Re-engaging users of a news website
A colleague worked on a redesign of an established news website as it looked outdated. Although their designs were aesthetically pleasing, the redesign did not engage the users and numbers started to drop. The team and I then had two weeks to get a new site designed, developed and launched.
Study the user behaviour flow before the redesign and after to understand what wasn't working. Watch user interactions to better improve the UX. Research competitors and industry leaders.
Skills & Tools
Photoshop, Google Analytics, Hotjar
First thing I needed to do was to build upon the brief set. I asked questions that would give me more information about what stakeholders wanted as well as re-engaging the readers. I then identified project goals, requirements and challenges. To help with direction, I analysed competitor sites as well as industry-leading news websites.
As soon as I'm happy with my research, I start sketching as it allows me to work through ideas quickly.

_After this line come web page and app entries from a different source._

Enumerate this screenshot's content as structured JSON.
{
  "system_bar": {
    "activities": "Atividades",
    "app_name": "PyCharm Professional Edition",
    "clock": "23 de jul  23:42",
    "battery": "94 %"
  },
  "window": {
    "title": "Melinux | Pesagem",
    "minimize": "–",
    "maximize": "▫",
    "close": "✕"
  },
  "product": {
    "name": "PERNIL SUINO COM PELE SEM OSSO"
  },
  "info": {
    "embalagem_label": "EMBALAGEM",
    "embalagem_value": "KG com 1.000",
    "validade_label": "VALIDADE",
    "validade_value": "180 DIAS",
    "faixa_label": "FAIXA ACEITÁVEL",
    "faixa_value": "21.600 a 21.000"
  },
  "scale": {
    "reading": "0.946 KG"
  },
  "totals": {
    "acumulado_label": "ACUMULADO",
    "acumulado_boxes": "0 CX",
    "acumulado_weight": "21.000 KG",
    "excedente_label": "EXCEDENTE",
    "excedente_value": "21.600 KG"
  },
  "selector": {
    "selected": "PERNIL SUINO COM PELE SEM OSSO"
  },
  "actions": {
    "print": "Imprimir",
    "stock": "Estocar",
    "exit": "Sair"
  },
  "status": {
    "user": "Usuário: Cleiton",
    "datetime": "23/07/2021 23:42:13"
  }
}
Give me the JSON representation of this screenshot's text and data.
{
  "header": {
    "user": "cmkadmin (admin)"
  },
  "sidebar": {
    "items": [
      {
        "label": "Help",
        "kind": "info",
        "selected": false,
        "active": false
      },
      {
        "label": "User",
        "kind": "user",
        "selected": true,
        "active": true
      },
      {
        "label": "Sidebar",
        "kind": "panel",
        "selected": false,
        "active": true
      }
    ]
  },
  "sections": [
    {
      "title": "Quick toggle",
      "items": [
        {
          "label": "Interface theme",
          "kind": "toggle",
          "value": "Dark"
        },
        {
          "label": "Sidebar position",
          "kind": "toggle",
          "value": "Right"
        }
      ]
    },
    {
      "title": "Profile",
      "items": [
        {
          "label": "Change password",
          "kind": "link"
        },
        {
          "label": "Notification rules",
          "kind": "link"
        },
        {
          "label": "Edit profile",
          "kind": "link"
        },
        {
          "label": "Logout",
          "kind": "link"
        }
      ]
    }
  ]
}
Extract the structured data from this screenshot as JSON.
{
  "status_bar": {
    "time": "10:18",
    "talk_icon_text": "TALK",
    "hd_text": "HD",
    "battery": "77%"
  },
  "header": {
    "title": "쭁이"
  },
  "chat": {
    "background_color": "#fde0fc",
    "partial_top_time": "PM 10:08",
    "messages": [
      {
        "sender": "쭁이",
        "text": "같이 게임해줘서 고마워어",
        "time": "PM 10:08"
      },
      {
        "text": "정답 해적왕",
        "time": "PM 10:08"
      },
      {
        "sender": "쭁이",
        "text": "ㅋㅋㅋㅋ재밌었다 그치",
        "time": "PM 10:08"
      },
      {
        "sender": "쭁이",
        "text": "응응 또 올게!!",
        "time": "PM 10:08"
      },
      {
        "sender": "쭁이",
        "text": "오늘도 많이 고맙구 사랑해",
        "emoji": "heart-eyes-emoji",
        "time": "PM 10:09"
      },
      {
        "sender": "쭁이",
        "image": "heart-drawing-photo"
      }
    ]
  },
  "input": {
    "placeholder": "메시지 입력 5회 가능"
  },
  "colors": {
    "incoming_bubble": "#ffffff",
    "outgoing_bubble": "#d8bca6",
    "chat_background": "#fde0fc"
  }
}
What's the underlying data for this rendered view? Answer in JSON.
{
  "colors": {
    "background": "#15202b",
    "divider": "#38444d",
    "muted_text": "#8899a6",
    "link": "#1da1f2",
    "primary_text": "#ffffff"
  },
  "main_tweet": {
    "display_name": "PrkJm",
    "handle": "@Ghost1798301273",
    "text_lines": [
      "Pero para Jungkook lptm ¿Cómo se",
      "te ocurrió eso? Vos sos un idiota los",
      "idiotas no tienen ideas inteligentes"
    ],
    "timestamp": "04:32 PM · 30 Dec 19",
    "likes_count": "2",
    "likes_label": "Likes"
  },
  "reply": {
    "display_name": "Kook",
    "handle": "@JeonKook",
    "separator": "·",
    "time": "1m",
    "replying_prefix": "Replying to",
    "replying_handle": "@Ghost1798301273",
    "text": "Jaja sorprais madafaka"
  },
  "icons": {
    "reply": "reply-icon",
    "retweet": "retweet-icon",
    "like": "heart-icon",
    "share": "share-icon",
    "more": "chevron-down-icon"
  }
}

With this project, I focused on hierarchy as I felt a lot of that had been lost with the new tile layout. I then roughly outlined the structure of different elements, featured sections and number of articles to include. I then went on to finding the best way to present ideas and experimenting different structures, shapes, titles, content and links.
The next steps I would normally take would be to create wireframes. This helps me check the site architecture and user journey/experience. Unfortunately, due to the limited amount of time set out at the beginning of the project, we worked this part out from the sketches and I went straight to mock-ups.
Using all my research and sketches I started creating the mock-ups. One of the first things I did was to reintroduce the coloured tabs at the top and throughout so that readers who work within those pillars could quickly identify content relevant for them. I also added some hierarchy back in, focusing on that day’s news at the top and moving on to content that doesn’t change that often as you go down the page. We also noticed that articles with long videos had a high bounce rate. So we introduced a timestamp so that people could avoid videos they didn’t have time for.
With everyone happy with the mockups, I liaised with the developers to hand over my designs. As I am familiar with the front-end frameworks that the developers use, I created this design to reflect the structure that the framework uses, so that I can say this is X css class making the process easier and quicker.
Fortunately, the re-redesign was a success. Within a couple of weeks, pageviews and pages per session started to increase. Since launch, I have used Google Analytics and Hotjar to continually improve the UX of the site. Some of the improvements we made were:
- Adding buttons to view more Features and Insights as readers would seem to hover around the section confused, not knowing where to find more.
- Cutting the amount of content under the top news. Keeping it fresher and relevant. Also pushing up the content below that section
- Cutting sister site content at the bottom as we found no one was clicking it. It was meant to be a way to drive traffic to those sites, so instead we introduced a less intrusive global nav.
Selling myself short
It's all well and good having an online portfolio, but when it doesn't showcase what it is you actually do, it's time to go back to the drawing board. This is the process I took to better showcase myself and my skills.
Role: UX Designer & Front-end Developer
Speed UX Design
A short project to showcase my skills for the second stage of an interview. A fun and challenging project where I sped through the entire UX Design process. Sketches to Prototypes.
Role: UX Designer